NBA2K12: Ending the Debate

NBA2K12, the latest entry in 2K Sports' long-running basketball franchise, hits store shelves today, and it's as slick and smooth-playing as befits a 21st-century sports juggernaut - and with the upcoming NBA season in some doubt, it's a good thing it mimics the real thing so closely. Maybe you won't be getting any NBA Today updates (and real-world rookies won't be appearing until the sport resolves its labor trouble), but the latest NBA2K looks back to the sport's golden years to give you a whole lot more.

The artists and designers took care to get all of the details right, and I mean all - they went so far as to make player tattoos recognizable. Especially when contemporary players are onscreen, aside from the telltale digitally rendered hair (Dirk Nowitzki's mane seems to have posed a particular challenge), you'll swear at times you're watching a live broadcast. All of the circus around contemporary sports is here; the draft, interviews, press conferences, product endorsements and signature footwear, courtside advertising, color commentary - it's downright ridiculous. And of course the game's Facebook page is more informative than the publisher's site.

Gameplay is as impressive as it's been in previous iterations, with a new set of streamlined menus and playcalling, and an AI that really does feel like it's playing against you, whether on offense or defense. You can't just run the ball up the court and hope for success - developers Visual Concepts have done a fine, fine job here.

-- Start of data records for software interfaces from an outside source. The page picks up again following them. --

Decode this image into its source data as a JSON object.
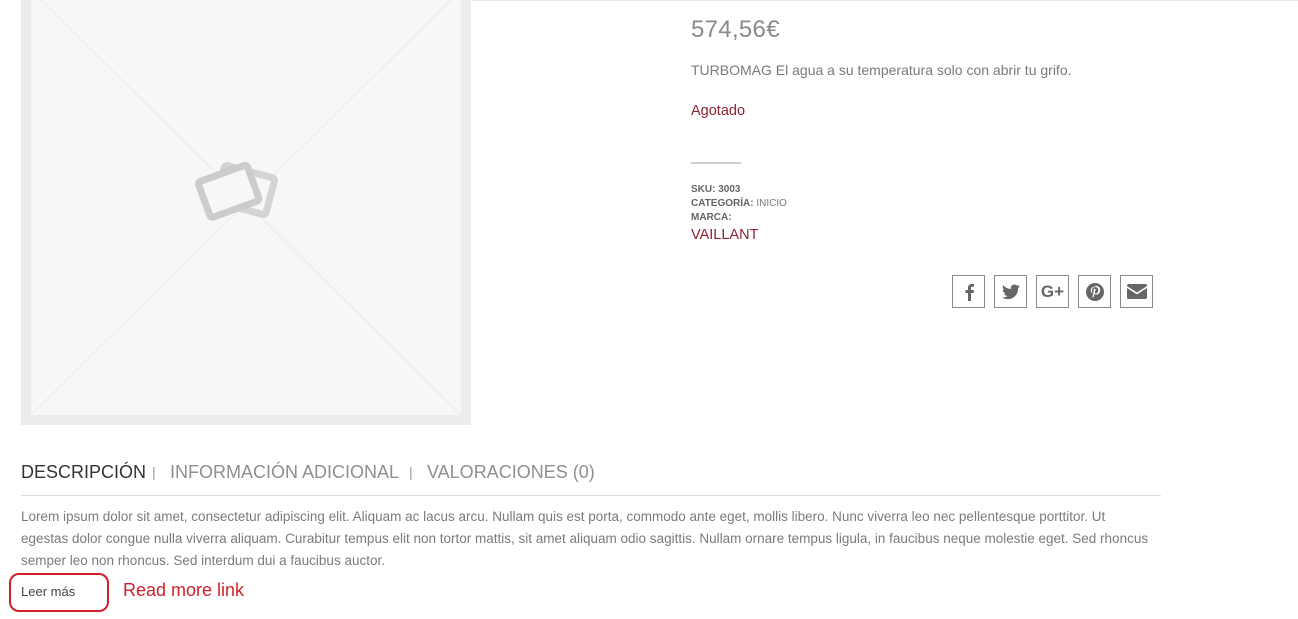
{
  "product": {
    "price": "574,56€",
    "short_description": "TURBOMAG El agua a su temperatura solo con abrir tu grifo.",
    "stock_status": "Agotado",
    "meta": {
      "sku_label": "SKU:",
      "sku_value": "3003",
      "category_label": "CATEGORÍA:",
      "category_value": "INICIO",
      "brand_label": "MARCA:",
      "brand_value": "VAILLANT"
    },
    "image_icon": "image-placeholder-icon"
  },
  "share": {
    "buttons": [
      {
        "name": "facebook",
        "icon": "facebook-icon"
      },
      {
        "name": "twitter",
        "icon": "twitter-icon"
      },
      {
        "name": "google-plus",
        "icon": "google-plus-icon",
        "text": "G+"
      },
      {
        "name": "pinterest",
        "icon": "pinterest-icon"
      },
      {
        "name": "email",
        "icon": "envelope-icon"
      }
    ]
  },
  "tabs": {
    "description": "DESCRIPCIÓN",
    "additional_info": "INFORMACIÓN ADICIONAL",
    "reviews": "VALORACIONES (0)",
    "separator": "|",
    "active": "description"
  },
  "description": {
    "text": "Lorem ipsum dolor sit amet, consectetur adipiscing elit. Aliquam ac lacus arcu. Nullam quis est porta, commodo ante eget, mollis libero. Nunc viverra leo nec pellentesque porttitor. Ut egestas dolor congue nulla viverra aliquam. Curabitur tempus elit non tortor mattis, sit amet aliquam odio sagittis. Nullam ornare tempus ligula, in faucibus neque molestie eget. Sed rhoncus semper leo non rhoncus. Sed interdum dui a faucibus auctor.",
    "read_more": "Leer más"
  },
  "annotation": {
    "label": "Read more link",
    "color": "#d0202a"
  },
  "colors": {
    "accent": "#8b2331",
    "text": "#777777"
  }
}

But the real excitement, at least so far as I'm concerned, is the "NBA's Greatest" mode, which is so elaborate enough that it's almost a game in itself (it expands significantly on the classic teams) and it's where the careful attention to period-correct look and feel really pays off.

The mode includes full rosters of some of the greatest squads in basketball history, from the 1964-5 Lakers and Celtics, on through to the 1997-8 Chicago Bulls. The idea is that by pitting historical teams against each other and against today's teams, you'll be able to "end the debate" about who the greatest players and lineups of all time really were.

Of course, you may not be all that interested in debates - but even if you find such hypothetical questions better addressed by rotisserie basketball, the aesthetic presentation of the classic game may well be enough to keep you coming back for more.

While the presentation of contemporary games in NBA2K12 mimics today's broadcast approach, with multiple cameras in every conceivable position tracking players' every gesture and slow motion, multi-angle, highlight-film-ready replays available for very move, Visual Concepts went so far as to replicate period photography and camera moves for the historical gameplay. Not only, for example are the mid-1960s games presented in black-and-white, but the camera's more or less static throughout; a wide shot from the rafters takes in full-court play. The scorers sit at unadorned card tables, and there's nary a piece of advertising visible in the arena. Even the audio track has been bandpass filtered to replicate period broadcasting - and the commentary is a veritable hoops history lesson, full of thousands of tidbits on the players and lore of the game.

As you play through the last half-century of classic basketball, you'll be playing through the history of sports broadcasting, and the sport's transformation from a niche pursuit to a mass-market juggernaut over the course of the '80s. Color comes into play, more cameras (and more mobile cameras) are added, statistics overlays, wipes and animated effects make their way into the '90s game, as advertising eventually fills every available suface. The color commentary keeps pace with it all - it's hard to imagine the hundreds of hours of recording that went into creating enough content to keep the patter believable and apparently free of repetition.

If you've ever wanted to be Magic Johnson, or Larry Bird, or Michael Jordan, or Elgin Baylor or John Havlicek for that matter – now you've got your chance. And it'll look and sound just like you remember.